Data records Block Start

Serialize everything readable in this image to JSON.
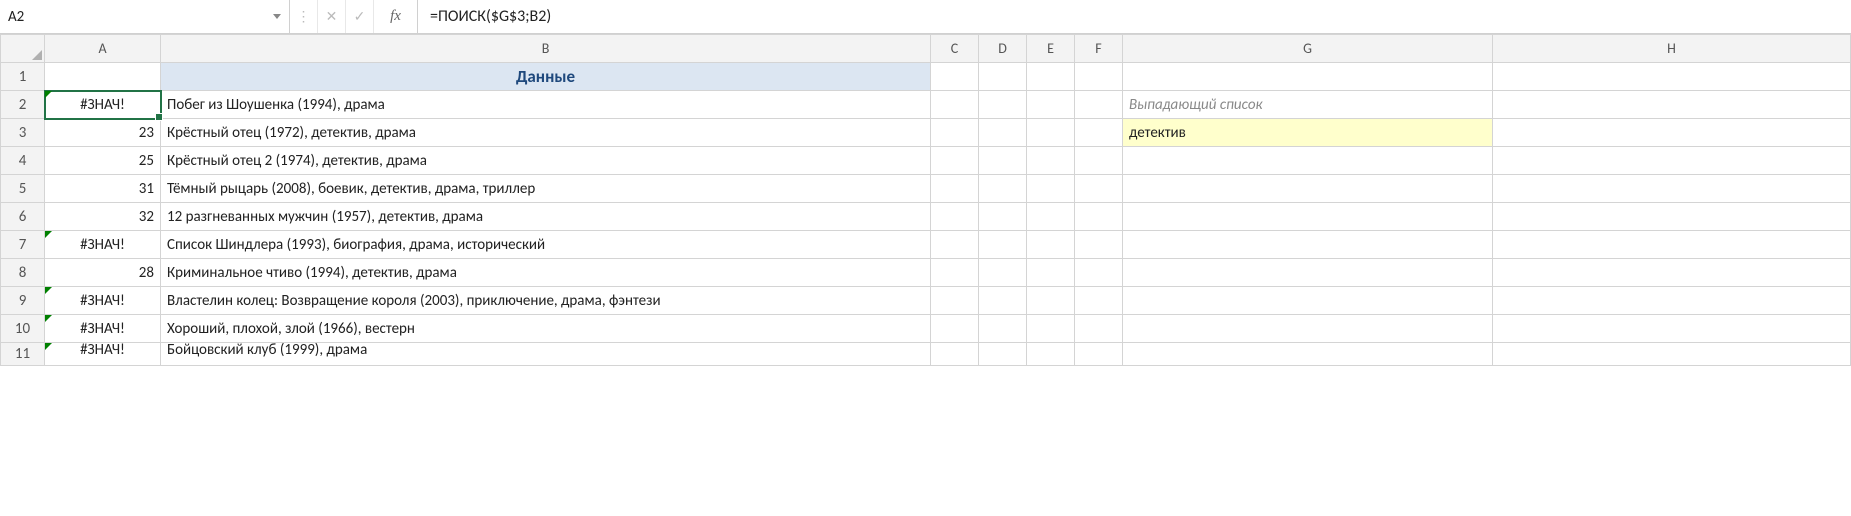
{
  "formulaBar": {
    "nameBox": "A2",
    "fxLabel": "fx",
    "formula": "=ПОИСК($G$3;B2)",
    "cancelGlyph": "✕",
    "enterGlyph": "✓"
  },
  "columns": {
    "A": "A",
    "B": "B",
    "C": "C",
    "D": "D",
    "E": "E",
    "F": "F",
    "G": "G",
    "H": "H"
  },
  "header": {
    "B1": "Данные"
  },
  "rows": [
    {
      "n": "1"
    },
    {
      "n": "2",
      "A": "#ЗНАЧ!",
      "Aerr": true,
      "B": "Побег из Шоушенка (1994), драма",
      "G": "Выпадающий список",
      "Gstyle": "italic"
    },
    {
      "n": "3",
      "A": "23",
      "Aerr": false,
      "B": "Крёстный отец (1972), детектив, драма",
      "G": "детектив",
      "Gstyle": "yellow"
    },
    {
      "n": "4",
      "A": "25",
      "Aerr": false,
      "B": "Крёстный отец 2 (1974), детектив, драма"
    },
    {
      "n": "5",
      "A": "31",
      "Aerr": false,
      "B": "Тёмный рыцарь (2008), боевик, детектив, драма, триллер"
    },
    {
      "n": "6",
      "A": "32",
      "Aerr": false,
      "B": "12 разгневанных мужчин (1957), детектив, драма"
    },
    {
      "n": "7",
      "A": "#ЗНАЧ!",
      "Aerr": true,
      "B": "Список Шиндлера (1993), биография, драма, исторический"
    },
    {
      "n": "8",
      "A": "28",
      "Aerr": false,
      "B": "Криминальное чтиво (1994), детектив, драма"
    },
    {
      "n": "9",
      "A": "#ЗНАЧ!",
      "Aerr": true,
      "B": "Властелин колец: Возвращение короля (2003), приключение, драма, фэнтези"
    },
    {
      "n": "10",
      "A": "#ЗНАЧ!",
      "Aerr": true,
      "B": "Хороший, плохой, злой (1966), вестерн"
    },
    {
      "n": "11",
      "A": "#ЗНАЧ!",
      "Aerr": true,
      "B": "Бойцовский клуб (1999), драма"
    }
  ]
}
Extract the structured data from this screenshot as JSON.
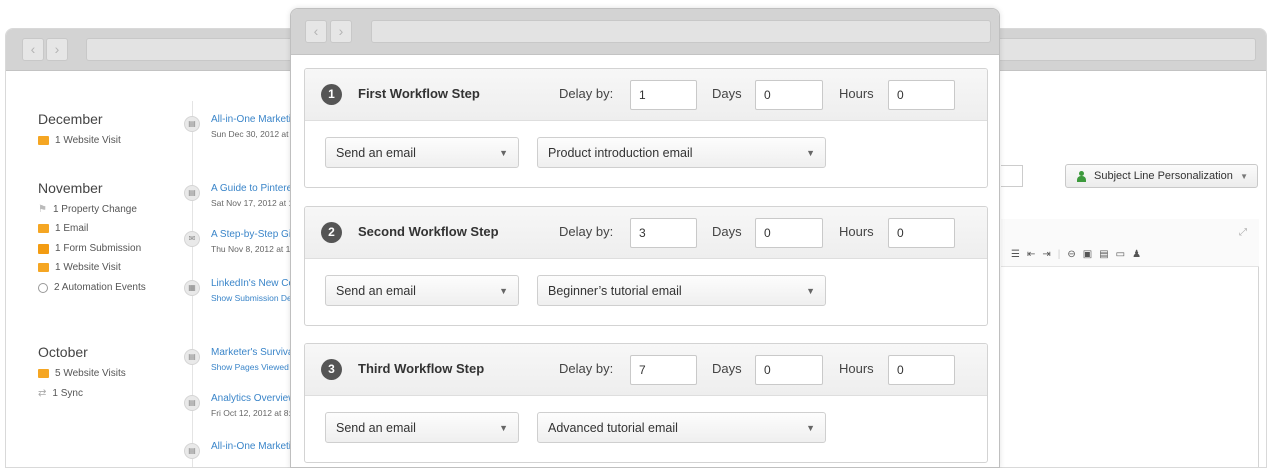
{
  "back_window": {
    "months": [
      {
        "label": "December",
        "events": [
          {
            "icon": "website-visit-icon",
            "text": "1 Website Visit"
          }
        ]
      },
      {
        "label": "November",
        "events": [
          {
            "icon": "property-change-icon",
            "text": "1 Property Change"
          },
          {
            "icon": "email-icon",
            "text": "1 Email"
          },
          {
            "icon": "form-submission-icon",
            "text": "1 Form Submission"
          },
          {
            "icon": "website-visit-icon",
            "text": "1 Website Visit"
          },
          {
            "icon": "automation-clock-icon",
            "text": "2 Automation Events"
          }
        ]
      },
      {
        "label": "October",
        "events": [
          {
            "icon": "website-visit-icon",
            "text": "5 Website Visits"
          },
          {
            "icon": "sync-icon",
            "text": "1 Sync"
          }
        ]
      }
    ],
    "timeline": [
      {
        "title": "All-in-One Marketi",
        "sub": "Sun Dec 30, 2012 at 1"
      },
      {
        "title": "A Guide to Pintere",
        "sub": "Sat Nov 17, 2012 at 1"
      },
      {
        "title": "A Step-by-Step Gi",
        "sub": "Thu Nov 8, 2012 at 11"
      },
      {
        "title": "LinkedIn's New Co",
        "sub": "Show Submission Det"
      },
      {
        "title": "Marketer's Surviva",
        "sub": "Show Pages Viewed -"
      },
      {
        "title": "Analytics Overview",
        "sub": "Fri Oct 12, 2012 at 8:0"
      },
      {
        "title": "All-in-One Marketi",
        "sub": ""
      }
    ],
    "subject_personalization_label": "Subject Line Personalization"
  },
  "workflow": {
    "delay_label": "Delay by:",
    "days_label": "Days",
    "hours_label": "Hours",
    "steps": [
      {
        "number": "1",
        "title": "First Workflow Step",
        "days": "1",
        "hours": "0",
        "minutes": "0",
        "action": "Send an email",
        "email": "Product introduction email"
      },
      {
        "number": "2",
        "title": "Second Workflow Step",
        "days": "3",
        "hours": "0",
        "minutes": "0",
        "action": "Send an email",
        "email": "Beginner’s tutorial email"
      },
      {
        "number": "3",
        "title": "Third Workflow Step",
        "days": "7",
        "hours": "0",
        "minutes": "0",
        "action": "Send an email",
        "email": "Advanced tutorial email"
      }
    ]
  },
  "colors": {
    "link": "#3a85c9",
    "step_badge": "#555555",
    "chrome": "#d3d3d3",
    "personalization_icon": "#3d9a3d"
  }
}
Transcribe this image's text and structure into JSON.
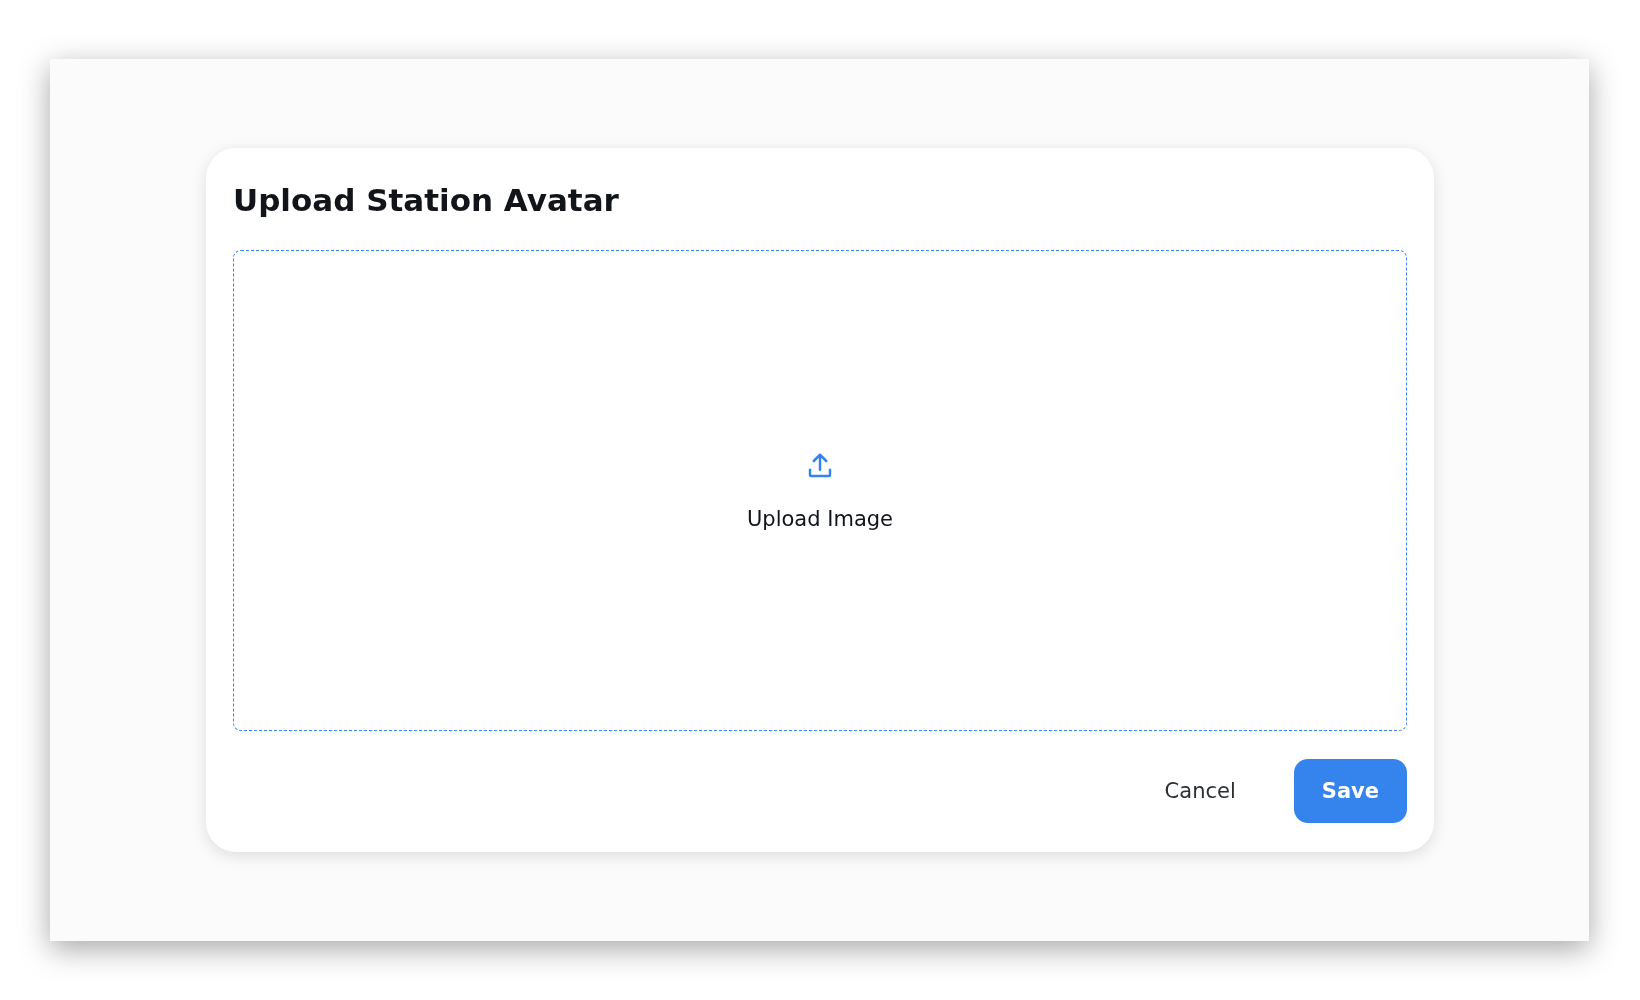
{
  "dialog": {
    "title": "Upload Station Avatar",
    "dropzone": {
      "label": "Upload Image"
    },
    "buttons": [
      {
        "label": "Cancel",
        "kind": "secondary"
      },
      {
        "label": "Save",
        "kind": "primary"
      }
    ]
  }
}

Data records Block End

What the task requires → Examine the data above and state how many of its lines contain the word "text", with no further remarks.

Answer section → 9